2. A More Active Lifestyle
Caring for a dog also encourages a more active lifestyle. In fact, a recent study showed that kids with dogs exercise eleven minutes a day more than their non-dog owning peers. That might not sound like a lot, but over a week or month, it really adds up. Many dogs require daily walks or runs and plenty of play time. Those adorable puppy eyes they give you are sure to motivate you — even when you're not feeling up to it.
3. Learning Responsibility
Having a pet is a great way to teach responsibility to kids. Making sure that the family dog has food and water gives children a first glimpse of accountability and obligation. Children also learn empathy and compassion by caring for their pet, while developing a higher level of self-esteem by taking care of their pet-owning responsibilities.
4. Health Is Wealth
Recent studies have found that babies raised in close contact with a pet get sick less often in their first year of life, meaning fewer visits to the doctor's office.

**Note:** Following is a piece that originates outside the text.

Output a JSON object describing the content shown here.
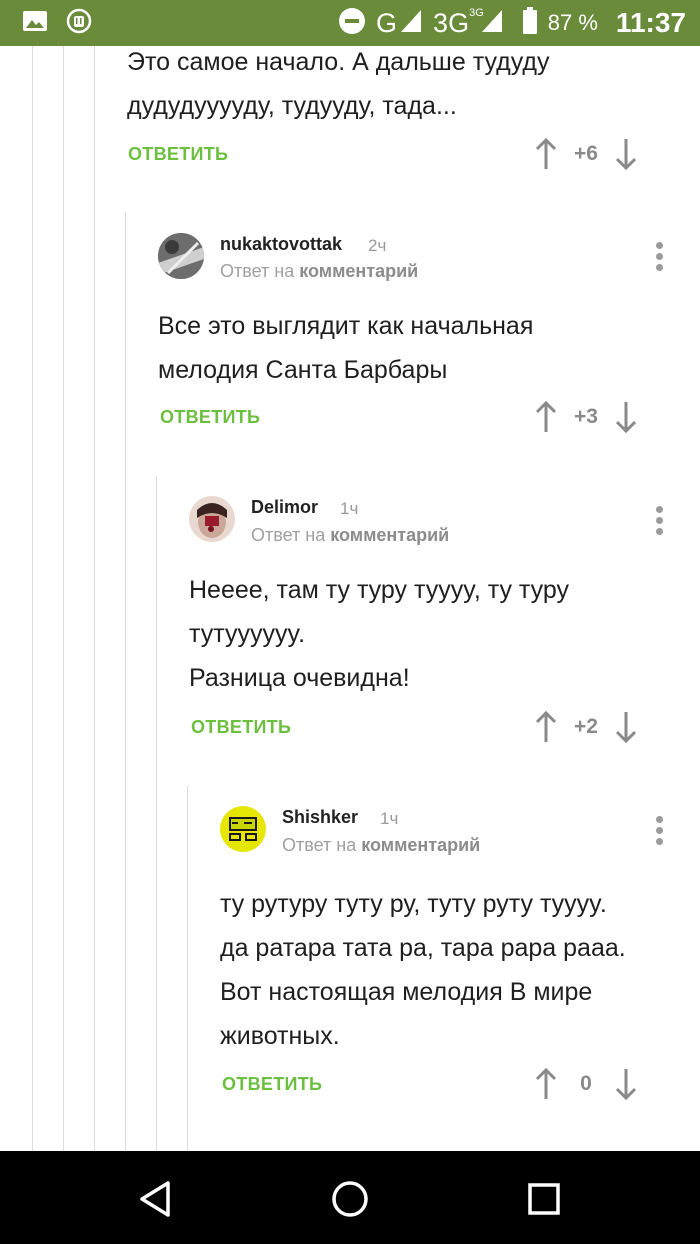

Exposure to pet dander and the microbes that pets carry into the home from the outdoors is suggested to improve babies' developing immune systems. Research has also found that children who grow up with dogs experience a reduced risk of allergies.
5. Don't Worry, Be Happy!
Perhaps one of the greatest benefits of dogs in early childhood is simply that they make children happy! Interaction with animals has been proven to raise levels of serotonin and dopamine, which are the chemical building blocks of positive feelings. All science aside, playing and interacting with dogs is just plain fun — and it's bound to brighten any kid's day.